● **WORK ITEM**
If a line in the data holds the string "sample", list it.

Data about app and page elements

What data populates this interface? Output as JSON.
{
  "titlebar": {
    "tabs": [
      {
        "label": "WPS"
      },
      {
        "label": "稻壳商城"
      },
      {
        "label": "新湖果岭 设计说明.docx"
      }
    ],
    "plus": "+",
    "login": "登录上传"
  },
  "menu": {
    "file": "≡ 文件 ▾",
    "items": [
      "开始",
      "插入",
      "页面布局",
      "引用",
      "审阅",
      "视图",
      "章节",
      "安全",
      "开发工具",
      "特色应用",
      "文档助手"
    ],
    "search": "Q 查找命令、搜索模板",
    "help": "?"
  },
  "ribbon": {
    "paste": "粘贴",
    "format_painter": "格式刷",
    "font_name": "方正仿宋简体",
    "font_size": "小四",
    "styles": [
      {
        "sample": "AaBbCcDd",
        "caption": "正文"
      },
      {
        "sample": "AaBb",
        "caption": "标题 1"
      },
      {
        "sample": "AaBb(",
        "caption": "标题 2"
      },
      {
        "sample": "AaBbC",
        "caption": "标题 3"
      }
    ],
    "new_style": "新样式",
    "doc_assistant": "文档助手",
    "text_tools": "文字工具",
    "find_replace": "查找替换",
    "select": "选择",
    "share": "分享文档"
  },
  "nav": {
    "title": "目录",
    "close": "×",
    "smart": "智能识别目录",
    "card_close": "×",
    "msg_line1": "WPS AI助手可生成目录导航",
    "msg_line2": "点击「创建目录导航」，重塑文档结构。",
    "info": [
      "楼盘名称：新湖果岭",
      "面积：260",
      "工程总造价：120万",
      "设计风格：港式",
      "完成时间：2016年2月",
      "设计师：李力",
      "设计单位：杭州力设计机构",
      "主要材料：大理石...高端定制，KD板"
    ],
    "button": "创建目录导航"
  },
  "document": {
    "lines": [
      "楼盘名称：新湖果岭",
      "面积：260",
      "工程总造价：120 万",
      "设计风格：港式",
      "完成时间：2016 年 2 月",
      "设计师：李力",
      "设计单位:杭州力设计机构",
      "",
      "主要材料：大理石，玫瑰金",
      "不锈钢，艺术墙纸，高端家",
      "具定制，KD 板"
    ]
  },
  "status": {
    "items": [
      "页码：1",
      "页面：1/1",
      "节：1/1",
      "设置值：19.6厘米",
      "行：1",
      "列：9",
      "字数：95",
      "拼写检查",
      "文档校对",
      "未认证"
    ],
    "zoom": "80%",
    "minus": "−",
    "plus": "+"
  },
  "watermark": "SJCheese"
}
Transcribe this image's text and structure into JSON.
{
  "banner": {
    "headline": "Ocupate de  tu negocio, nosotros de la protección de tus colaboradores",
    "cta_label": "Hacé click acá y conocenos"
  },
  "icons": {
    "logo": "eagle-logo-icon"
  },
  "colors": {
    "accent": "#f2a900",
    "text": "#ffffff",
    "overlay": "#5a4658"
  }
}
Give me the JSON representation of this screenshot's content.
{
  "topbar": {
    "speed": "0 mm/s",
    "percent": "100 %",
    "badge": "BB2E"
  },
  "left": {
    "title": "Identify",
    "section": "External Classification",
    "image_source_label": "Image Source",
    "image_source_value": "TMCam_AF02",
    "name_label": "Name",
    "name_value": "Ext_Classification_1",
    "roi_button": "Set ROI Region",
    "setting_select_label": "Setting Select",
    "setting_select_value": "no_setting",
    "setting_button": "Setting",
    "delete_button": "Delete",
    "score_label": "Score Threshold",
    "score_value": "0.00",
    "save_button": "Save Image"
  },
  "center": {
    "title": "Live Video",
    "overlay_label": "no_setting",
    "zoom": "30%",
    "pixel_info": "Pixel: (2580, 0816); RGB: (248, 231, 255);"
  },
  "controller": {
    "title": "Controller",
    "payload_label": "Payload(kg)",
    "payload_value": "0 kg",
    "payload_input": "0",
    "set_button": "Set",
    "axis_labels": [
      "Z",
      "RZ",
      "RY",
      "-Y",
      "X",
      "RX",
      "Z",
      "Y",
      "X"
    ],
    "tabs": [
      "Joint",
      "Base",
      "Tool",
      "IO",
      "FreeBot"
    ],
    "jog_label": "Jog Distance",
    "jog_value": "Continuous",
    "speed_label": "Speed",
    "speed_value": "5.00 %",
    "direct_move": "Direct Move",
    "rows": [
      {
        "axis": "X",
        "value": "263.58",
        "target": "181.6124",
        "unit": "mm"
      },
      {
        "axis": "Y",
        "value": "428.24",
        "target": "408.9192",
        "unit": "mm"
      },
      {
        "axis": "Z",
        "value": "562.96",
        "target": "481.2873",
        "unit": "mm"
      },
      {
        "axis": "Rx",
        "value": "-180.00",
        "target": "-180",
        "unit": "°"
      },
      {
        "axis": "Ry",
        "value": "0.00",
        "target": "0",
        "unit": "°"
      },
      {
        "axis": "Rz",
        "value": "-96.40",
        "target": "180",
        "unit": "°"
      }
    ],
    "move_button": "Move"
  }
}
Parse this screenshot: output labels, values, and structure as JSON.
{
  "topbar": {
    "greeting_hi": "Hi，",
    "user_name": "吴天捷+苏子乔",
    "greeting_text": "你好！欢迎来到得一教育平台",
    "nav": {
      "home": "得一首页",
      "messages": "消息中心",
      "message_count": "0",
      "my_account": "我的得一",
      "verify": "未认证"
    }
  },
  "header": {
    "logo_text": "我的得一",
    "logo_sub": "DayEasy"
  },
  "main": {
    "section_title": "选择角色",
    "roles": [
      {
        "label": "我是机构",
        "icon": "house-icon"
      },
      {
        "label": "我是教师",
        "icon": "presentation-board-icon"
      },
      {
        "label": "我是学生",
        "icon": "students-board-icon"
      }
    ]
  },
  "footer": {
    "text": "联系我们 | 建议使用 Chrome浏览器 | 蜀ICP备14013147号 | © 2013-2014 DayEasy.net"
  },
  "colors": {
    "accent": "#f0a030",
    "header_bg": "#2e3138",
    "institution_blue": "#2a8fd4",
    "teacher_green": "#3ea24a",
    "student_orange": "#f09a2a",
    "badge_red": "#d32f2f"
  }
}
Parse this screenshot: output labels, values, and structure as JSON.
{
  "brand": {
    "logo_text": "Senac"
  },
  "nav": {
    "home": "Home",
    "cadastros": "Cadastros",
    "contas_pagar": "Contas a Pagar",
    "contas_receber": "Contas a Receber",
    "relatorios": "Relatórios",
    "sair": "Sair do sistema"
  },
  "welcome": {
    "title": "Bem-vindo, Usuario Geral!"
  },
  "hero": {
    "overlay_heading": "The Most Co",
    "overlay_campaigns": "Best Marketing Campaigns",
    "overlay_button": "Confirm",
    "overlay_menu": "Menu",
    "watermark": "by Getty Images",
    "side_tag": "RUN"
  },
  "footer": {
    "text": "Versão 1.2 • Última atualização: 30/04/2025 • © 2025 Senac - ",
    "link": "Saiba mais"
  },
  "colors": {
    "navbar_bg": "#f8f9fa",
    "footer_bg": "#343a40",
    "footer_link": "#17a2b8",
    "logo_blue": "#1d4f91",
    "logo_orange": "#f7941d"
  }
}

● **COMPLETED TASK**
        "sample": "AaBbCcDd",
        "sample": "AaBb",
        "sample": "AaBb(",
        "sample": "AaBbC",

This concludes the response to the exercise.